Expectation of (future) changes in price If the producer expects the price to go up, it will boost production.

Related posts:

Economics 101

Economics 102

Economics 103

Thursday, October 11, 2007

Gold Coast

My parents, sister, brother-in-law and two nephews went to Gold Coast, Australia recently. I wasn’t able to join them. Anyway, I will post some photos of them here.

[Apparently I didn’t take the photos, but I spent hours post-processing them in PC.]

My parents, sister, and nephews...

My brother-in-law, Sebastian and Jovann...

The beach...

Strawberry plantation...

Monday, October 08, 2007

May the Force be with you

People who often watch Chinese martial art movies (武侠片) must be familiar with this story line:

A person is seriously injured and dying. A Kungfu master, the hero and lead character of the movie, transmits chi, or vital energy, into his body. Within the period of burning one joss stick – that’s how Chinese measured time – the injured person completely recovers.

Sounds impossible? OK, I know Christians will tell you that Jesus did that. But what if I tell you we ordinary human being can do this too?

Enter Reiki.

Reiki is a healing technique developed by Dr Mikao Usui of Japan. (Ki is the Japanese word for chi.) In order to practice Reiki, we must receive attunement from an initiated master. After attunement, we can immediately transmit healing energy to others or to ourselves. Heck, we don’t even need to spend years learning qigong like the heroes in martial art movies do.

Reiki is soothing and can be effective for chronic diseases. Just don’t expect miracles.

Thursday, October 04, 2007

Making Cheap Calls with Expensive Phone

Voice over Internet Protocol, or VoIP, is known as a technology that allows us to make long distance calls at affordable cost. It converts voice into “data packets” and transports them over the Internet or dedicated IP network. Since resources are ‘pooled’, the cost is lower compared to conventional technologies.

Nokia E65 is a phone that supports VoIP, in addition to GSM and 3G. When the phone ‘logs on’ to a WiFi network, e.g. inside Starbucks café, we can make cheap VoIP calls. When the phone is outside of WiFi network, calls are made over GSM or 3G network.

So the phone is versatile, isn’t it? However, Nokia E65, which features a 2 megapixel camera, MP3 player, MP4 player, Bluetooth, HTML browser, MicroSD slot among others, is probably not cheap.
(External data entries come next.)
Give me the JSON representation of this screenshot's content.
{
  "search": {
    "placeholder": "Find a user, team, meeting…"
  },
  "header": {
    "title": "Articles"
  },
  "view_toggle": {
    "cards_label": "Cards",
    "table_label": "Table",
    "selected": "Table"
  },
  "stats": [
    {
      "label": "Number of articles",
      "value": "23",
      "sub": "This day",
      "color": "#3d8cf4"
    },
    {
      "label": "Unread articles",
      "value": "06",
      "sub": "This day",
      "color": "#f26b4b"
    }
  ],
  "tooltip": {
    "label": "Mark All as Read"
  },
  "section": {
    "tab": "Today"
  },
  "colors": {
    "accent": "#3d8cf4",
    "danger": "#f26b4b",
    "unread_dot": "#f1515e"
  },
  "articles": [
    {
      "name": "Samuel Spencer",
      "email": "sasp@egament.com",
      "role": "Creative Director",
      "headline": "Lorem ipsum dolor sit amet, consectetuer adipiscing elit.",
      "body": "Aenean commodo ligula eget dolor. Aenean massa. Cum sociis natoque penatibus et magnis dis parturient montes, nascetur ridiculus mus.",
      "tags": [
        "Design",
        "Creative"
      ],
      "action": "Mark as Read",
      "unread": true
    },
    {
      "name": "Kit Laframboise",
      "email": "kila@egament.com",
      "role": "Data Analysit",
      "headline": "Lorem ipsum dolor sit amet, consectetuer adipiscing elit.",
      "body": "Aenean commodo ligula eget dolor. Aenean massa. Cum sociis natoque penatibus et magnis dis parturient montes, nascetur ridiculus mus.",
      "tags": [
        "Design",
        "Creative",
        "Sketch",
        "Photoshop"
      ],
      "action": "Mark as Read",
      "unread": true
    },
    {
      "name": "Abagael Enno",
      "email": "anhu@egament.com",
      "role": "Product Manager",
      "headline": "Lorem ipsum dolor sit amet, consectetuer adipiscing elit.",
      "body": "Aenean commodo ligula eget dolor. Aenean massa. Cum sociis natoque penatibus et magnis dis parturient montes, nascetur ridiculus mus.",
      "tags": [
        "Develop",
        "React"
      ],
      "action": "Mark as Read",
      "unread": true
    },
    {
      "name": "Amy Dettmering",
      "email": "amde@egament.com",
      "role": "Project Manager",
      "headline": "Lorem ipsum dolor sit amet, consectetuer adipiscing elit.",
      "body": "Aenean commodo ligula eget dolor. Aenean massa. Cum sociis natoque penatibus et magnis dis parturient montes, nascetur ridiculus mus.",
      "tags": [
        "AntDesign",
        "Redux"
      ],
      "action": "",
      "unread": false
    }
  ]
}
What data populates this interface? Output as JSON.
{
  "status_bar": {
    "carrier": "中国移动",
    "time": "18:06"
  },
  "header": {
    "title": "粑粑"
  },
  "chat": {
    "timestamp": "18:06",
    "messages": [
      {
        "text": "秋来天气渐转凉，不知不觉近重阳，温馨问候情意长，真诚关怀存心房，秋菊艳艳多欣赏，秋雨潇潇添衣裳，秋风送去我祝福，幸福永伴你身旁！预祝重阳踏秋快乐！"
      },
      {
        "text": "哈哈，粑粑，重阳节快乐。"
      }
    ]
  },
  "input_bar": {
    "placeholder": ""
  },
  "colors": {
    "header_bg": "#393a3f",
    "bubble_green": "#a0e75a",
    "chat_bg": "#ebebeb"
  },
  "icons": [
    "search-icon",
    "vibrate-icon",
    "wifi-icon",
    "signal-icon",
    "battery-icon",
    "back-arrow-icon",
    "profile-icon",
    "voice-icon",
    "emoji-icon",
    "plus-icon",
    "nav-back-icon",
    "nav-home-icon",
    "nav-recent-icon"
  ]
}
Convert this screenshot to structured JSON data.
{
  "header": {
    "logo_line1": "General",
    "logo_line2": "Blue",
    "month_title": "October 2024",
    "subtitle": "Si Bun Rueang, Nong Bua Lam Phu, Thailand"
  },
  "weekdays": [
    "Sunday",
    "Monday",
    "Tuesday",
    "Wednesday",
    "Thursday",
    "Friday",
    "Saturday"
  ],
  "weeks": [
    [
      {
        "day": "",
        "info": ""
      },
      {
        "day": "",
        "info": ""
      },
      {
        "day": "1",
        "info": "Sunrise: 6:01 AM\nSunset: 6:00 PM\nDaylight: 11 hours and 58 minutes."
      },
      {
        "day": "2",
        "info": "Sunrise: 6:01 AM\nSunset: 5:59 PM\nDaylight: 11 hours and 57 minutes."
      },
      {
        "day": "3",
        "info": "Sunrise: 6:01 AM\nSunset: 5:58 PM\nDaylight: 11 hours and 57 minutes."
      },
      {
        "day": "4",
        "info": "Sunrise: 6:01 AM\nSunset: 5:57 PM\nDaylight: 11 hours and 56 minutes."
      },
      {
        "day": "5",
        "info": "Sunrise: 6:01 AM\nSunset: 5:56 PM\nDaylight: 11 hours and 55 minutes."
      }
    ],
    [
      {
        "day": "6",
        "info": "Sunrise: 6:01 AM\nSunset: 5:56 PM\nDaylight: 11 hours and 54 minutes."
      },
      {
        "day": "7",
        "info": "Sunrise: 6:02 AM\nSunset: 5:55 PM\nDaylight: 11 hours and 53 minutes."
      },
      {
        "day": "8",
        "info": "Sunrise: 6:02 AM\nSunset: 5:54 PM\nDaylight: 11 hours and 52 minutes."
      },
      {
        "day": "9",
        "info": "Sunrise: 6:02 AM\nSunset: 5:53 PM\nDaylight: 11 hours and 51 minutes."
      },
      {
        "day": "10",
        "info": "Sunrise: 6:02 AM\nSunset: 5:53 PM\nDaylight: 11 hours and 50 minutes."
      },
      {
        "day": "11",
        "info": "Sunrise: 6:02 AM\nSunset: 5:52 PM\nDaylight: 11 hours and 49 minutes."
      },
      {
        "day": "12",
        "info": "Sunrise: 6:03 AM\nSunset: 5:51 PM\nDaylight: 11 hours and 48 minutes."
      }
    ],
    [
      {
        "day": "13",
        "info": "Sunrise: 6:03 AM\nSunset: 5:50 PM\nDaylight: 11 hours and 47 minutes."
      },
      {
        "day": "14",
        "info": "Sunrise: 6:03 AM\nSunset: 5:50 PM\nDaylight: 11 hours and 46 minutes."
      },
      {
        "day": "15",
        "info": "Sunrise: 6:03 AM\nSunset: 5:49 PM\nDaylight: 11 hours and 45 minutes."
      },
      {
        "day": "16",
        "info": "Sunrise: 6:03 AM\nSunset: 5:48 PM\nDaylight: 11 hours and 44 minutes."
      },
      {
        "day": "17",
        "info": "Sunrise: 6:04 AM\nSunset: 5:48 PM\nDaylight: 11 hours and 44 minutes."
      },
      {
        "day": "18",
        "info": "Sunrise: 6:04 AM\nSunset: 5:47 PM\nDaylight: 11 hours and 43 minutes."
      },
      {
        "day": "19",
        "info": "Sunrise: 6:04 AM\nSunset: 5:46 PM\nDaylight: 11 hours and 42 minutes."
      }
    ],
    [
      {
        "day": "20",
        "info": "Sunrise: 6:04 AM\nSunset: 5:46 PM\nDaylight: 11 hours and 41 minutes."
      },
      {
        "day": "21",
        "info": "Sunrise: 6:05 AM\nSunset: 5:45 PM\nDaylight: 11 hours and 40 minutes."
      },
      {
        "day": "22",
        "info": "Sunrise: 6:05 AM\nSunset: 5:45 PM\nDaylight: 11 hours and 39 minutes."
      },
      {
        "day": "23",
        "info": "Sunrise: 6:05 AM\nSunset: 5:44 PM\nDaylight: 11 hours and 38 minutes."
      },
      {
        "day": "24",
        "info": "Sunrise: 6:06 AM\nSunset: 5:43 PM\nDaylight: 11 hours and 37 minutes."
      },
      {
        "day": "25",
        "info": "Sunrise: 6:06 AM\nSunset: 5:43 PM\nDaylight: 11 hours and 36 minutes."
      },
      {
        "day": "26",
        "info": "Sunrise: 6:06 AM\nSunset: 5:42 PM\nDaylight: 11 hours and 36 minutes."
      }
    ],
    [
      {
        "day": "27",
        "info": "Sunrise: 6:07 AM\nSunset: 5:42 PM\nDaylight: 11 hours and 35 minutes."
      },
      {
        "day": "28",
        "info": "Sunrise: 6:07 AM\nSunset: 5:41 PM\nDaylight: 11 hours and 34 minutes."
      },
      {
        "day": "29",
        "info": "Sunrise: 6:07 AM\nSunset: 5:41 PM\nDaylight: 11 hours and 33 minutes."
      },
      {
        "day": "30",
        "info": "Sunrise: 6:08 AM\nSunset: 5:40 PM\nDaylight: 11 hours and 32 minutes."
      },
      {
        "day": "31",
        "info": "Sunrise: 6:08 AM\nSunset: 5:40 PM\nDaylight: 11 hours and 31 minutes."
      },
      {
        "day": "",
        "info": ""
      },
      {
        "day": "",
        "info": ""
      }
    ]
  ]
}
I mean, do you make cheap calls using an expensive mobile phone?

Bear in mind that VoIP on Nokia E65 does not work outside WiFi network. Also, some networks may require user to ‘sign in’ and/or enter encryption key. The procedure could be too complicated for non-techies.

In the end, I suspect that majority of the E65 owners will not bother to make VoIP calls, despite its lower rate.

Monday, October 01, 2007

Creative Marketing Ideas

Got these interesting images from a forwarded mail. Source unknown.

(Click to enlarge the images.)